In the example below, picture yourself as a ‘node’ and the relationships you share with others an ‘edge’.
Now let’s jump to an analogy based on a RAND Corp. Study that introduced us to the idea of ‘Decentralization’ in a graph.
RAND Corp completed this study sponsored by the United States Air Force under the context of exploring models to improve the security of communications networks.
I encourage you to continue however, viewing yourself as a node in the above 3 examples and consider the real world value that could come of building new edges not only between yourself and others, but also between other nodes in your network. The value of the latter may be intangible compared to the former, but returning to the conclusion of the initial case study most broadly - building a distributed network around yourself will create a more secure ecosystem to enable the flow of information.
“But Ben, I still don’t get why I should care” —
Folding the Graph
The most tangible reason to care about building edges between nodes in your network is because distributed graphs have a higher ROI when subjected to something called Graph Folding. In the image above, notice how all nodes across the three images are in the same location. Now picture yourself as the bottom left node.
In both the centralized and decentralized examples, that node has only one edge or relationship to the metaphor we’ve been carrying. Furthermore, if the graph was ‘folded’ across an axis, let’s say it’s to meet the upper right node, then the new resulting edges across the network may be disparate in the centralized example and serendipitous at best in the decentralized example.

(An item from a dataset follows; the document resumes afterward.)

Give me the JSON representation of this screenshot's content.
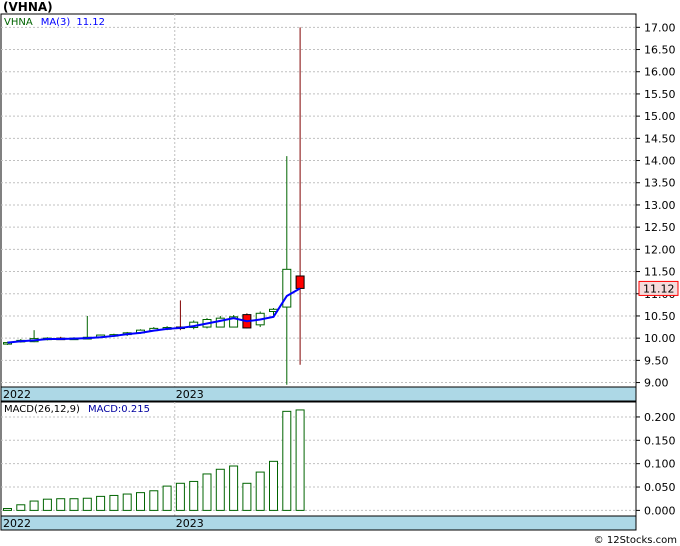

In the distributed network however, not only does the specific node we’re looking at start with more connections, but in the event that the network folds, the newly resulting edges across the network will be far higher not to mention stronger because of the interconnectedness of the initial network graph.
“But Ben, I STILL, still don’t get why I should care” —
Hard work, integrity, industriousness, all these things no doubt matter. I can say first hand however that if they aren’t carried and promoted across a strong network then you are carrying a load twice as heavy through mud twice as deep- wherever it is you are headed.
Next week, I’m going to talk about some of the models that underlie games and how to apply them to the game we’re all playing now.
See you there.